Data:
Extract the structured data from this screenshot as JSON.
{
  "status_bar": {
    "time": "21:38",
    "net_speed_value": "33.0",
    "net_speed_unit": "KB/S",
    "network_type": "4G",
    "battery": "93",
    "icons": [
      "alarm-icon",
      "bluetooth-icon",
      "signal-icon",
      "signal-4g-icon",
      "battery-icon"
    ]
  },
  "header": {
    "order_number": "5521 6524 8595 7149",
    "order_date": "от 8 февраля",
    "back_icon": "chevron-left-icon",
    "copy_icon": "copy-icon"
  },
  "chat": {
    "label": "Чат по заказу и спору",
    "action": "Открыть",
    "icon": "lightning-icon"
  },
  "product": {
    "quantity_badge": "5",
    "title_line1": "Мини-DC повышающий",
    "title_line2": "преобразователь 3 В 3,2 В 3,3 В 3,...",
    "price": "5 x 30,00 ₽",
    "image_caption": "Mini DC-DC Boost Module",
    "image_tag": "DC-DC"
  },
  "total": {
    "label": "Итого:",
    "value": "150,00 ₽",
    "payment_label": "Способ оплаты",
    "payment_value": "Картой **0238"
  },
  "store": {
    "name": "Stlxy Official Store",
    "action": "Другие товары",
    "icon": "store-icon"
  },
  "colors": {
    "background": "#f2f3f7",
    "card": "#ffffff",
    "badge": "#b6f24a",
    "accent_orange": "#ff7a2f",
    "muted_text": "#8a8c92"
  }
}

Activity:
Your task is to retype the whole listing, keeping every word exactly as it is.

Solution:
Extract the structured data from this screenshot as JSON.
{
  "status_bar": {
    "time": "21:38",
    "net_speed_value": "33.0",
    "net_speed_unit": "KB/S",
    "network_type": "4G",
    "battery": "93",
    "icons": [
      "alarm-icon",
      "bluetooth-icon",
      "signal-icon",
      "signal-4g-icon",
      "battery-icon"
    ]
  },
  "header": {
    "order_number": "5521 6524 8595 7149",
    "order_date": "от 8 февраля",
    "back_icon": "chevron-left-icon",
    "copy_icon": "copy-icon"
  },
  "chat": {
    "label": "Чат по заказу и спору",
    "action": "Открыть",
    "icon": "lightning-icon"
  },
  "product": {
    "quantity_badge": "5",
    "title_line1": "Мини-DC повышающий",
    "title_line2": "преобразователь 3 В 3,2 В 3,3 В 3,...",
    "price": "5 x 30,00 ₽",
    "image_caption": "Mini DC-DC Boost Module",
    "image_tag": "DC-DC"
  },
  "total": {
    "label": "Итого:",
    "value": "150,00 ₽",
    "payment_label": "Способ оплаты",
    "payment_value": "Картой **0238"
  },
  "store": {
    "name": "Stlxy Official Store",
    "action": "Другие товары",
    "icon": "store-icon"
  },
  "colors": {
    "background": "#f2f3f7",
    "card": "#ffffff",
    "badge": "#b6f24a",
    "accent_orange": "#ff7a2f",
    "muted_text": "#8a8c92"
  }
}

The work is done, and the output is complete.